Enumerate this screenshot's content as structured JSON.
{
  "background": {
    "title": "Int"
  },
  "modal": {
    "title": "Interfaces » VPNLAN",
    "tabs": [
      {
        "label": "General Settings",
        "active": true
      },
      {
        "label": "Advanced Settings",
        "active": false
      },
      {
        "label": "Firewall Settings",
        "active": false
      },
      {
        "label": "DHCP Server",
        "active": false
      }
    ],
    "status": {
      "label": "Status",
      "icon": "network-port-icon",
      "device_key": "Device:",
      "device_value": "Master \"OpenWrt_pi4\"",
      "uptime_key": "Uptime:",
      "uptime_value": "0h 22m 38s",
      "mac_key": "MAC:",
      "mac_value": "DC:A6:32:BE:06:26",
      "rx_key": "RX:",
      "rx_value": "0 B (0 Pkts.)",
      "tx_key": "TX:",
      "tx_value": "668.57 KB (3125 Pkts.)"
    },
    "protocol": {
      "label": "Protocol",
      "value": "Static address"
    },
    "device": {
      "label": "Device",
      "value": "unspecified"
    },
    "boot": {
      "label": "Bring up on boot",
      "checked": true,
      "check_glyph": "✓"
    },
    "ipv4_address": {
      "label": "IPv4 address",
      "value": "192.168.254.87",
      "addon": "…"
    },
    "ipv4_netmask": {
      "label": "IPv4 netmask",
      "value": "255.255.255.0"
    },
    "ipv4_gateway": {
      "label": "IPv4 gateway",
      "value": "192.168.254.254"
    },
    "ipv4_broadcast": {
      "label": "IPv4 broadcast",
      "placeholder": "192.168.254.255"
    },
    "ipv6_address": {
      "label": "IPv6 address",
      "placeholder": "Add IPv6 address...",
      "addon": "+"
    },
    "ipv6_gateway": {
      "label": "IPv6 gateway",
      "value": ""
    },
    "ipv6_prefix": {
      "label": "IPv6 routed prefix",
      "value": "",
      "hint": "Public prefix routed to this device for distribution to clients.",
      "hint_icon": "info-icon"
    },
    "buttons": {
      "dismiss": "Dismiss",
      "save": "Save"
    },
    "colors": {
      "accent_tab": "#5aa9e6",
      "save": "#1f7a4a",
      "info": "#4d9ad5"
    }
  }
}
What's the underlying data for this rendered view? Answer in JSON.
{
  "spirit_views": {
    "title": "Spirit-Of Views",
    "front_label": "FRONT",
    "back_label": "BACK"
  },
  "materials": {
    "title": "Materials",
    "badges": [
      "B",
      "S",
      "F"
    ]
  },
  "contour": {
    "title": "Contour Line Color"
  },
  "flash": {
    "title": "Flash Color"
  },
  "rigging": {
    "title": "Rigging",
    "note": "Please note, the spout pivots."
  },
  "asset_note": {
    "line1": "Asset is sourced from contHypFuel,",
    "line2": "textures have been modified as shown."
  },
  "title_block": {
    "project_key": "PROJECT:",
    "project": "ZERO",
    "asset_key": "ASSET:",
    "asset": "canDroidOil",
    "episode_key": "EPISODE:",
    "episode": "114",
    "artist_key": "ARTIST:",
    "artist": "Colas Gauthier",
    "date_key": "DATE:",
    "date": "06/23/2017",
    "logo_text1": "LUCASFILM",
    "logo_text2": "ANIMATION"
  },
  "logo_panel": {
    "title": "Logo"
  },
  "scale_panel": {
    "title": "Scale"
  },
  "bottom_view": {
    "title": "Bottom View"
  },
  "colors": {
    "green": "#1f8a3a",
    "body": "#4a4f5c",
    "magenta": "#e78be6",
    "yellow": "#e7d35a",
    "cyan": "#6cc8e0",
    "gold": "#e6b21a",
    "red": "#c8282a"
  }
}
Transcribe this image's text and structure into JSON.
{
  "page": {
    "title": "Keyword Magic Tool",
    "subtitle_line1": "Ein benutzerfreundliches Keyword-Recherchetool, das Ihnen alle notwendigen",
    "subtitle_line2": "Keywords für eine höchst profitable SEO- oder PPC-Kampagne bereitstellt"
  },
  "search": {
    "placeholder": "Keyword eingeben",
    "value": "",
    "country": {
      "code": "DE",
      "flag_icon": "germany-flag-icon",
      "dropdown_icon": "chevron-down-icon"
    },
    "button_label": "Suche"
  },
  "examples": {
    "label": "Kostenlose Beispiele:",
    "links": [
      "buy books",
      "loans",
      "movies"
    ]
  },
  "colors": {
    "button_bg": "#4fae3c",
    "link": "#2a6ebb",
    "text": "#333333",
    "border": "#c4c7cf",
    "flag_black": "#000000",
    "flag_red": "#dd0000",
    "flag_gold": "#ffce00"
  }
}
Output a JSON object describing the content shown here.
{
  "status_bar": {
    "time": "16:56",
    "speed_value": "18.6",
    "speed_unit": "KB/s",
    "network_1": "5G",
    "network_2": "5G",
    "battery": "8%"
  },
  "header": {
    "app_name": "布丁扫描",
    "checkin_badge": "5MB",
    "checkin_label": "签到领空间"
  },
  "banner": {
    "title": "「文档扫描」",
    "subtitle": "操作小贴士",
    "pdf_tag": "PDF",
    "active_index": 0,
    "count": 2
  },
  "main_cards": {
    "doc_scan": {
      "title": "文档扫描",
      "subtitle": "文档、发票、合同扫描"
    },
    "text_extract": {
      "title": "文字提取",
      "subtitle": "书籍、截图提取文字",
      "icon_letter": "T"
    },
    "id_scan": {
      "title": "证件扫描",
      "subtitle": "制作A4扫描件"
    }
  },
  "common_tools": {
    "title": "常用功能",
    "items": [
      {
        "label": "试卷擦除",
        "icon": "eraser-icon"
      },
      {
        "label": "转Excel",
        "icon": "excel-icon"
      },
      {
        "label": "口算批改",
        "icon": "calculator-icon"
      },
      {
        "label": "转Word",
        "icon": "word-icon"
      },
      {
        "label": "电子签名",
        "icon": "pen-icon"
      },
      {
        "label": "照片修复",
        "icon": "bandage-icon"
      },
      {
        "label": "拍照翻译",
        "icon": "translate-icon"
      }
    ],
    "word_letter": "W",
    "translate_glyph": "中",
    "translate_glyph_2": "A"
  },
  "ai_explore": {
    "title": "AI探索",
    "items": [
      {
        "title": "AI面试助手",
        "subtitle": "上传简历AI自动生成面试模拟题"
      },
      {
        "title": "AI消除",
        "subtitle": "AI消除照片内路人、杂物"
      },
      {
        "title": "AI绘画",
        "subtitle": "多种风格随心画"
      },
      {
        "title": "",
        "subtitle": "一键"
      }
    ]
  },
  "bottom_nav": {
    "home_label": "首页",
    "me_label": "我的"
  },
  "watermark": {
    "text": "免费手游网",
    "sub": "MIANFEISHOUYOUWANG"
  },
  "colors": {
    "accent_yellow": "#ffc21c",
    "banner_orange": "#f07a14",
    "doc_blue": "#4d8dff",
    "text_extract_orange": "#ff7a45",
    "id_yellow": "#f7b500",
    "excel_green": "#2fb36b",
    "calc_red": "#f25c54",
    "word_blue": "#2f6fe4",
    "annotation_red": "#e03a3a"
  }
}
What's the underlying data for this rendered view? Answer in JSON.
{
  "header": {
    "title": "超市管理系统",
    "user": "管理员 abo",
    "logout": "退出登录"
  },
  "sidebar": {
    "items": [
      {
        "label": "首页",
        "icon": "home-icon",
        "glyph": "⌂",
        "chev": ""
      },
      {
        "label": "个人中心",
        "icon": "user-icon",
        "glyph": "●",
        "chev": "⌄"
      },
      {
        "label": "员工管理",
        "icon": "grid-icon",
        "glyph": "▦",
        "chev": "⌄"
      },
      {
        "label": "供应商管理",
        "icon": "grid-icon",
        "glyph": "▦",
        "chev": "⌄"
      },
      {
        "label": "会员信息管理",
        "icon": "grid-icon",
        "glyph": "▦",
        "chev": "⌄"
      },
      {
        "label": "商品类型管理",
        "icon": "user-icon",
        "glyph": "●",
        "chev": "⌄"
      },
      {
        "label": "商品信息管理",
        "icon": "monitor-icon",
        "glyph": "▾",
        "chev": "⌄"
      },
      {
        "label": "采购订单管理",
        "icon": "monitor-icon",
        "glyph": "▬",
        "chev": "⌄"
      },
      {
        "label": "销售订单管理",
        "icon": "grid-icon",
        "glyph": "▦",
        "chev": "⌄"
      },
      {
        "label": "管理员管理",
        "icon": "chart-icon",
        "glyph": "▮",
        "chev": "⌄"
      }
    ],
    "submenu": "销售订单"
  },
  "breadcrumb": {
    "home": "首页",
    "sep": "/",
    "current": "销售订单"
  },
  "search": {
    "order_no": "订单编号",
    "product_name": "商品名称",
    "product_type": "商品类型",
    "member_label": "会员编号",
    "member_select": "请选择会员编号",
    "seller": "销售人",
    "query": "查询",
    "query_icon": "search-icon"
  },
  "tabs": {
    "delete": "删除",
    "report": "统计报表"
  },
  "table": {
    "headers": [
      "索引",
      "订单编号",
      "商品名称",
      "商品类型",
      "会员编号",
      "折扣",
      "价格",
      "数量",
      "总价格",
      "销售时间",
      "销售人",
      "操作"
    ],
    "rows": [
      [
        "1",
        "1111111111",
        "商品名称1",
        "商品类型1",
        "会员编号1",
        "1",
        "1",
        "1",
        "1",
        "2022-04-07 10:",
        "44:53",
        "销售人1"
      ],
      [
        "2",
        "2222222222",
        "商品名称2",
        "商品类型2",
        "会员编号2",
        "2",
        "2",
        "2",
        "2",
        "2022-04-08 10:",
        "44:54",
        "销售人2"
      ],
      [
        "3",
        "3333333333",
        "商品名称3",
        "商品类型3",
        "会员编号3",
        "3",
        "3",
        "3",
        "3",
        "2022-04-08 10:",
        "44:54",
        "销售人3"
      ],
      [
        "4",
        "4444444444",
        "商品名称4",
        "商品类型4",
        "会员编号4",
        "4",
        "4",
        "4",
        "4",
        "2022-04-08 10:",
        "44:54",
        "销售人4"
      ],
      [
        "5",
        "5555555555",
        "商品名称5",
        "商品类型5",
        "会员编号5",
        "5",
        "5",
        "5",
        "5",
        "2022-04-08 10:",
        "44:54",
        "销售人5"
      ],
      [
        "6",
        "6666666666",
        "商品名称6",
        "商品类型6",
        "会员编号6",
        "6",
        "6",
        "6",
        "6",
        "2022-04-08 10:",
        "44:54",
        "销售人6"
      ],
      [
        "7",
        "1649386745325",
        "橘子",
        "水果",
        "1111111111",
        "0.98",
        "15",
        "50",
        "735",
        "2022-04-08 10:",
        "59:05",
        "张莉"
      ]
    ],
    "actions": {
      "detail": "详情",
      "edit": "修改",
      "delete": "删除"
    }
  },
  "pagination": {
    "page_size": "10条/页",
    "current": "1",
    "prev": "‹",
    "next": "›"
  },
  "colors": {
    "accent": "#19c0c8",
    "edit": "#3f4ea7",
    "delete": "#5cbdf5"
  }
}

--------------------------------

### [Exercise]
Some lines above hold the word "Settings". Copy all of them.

### [Result of the exercise]
        "label": "General Settings",
        "label": "Advanced Settings",
        "label": "Firewall Settings",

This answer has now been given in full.